PROBLEM STATEMENT:
From the listing below, return every line with the string "HDMI" in it.

RECORDS:
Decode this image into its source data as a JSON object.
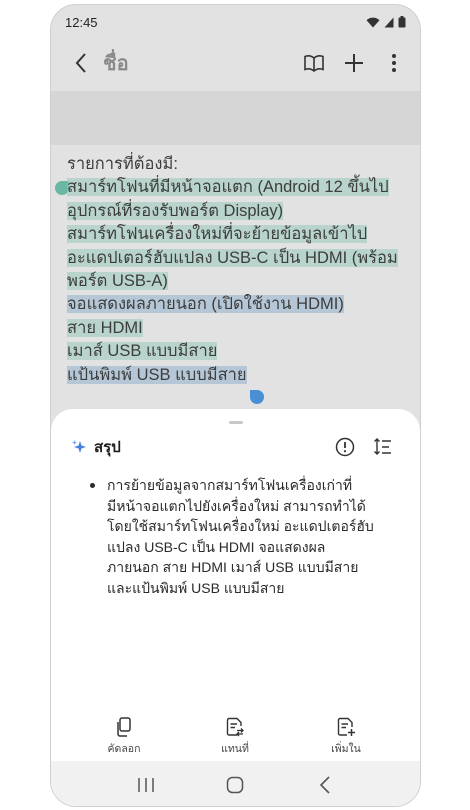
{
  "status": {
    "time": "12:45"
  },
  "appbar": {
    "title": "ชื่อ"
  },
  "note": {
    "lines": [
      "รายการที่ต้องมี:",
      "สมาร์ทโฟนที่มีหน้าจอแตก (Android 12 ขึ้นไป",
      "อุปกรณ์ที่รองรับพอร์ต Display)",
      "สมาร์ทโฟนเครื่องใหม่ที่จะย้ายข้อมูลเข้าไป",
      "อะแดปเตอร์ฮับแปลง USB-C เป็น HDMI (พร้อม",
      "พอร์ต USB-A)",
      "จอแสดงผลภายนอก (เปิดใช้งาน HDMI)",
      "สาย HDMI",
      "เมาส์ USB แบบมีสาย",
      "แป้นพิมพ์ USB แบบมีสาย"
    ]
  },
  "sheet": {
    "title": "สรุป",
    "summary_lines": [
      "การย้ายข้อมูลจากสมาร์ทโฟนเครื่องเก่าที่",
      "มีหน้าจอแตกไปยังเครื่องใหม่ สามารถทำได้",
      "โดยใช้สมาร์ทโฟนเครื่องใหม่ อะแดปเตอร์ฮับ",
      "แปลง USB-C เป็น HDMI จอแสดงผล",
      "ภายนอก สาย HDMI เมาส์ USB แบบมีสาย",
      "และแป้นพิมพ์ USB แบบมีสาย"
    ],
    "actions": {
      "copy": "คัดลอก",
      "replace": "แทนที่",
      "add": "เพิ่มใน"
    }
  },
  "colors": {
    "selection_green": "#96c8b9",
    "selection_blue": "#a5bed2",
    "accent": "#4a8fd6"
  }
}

SOLUTION TO THE EXERCISE:
      "อะแดปเตอร์ฮับแปลง USB-C เป็น HDMI (พร้อม",
      "จอแสดงผลภายนอก (เปิดใช้งาน HDMI)",
      "สาย HDMI",
      "แปลง USB-C เป็น HDMI จอแสดงผล",
      "ภายนอก สาย HDMI เมาส์ USB แบบมีสาย",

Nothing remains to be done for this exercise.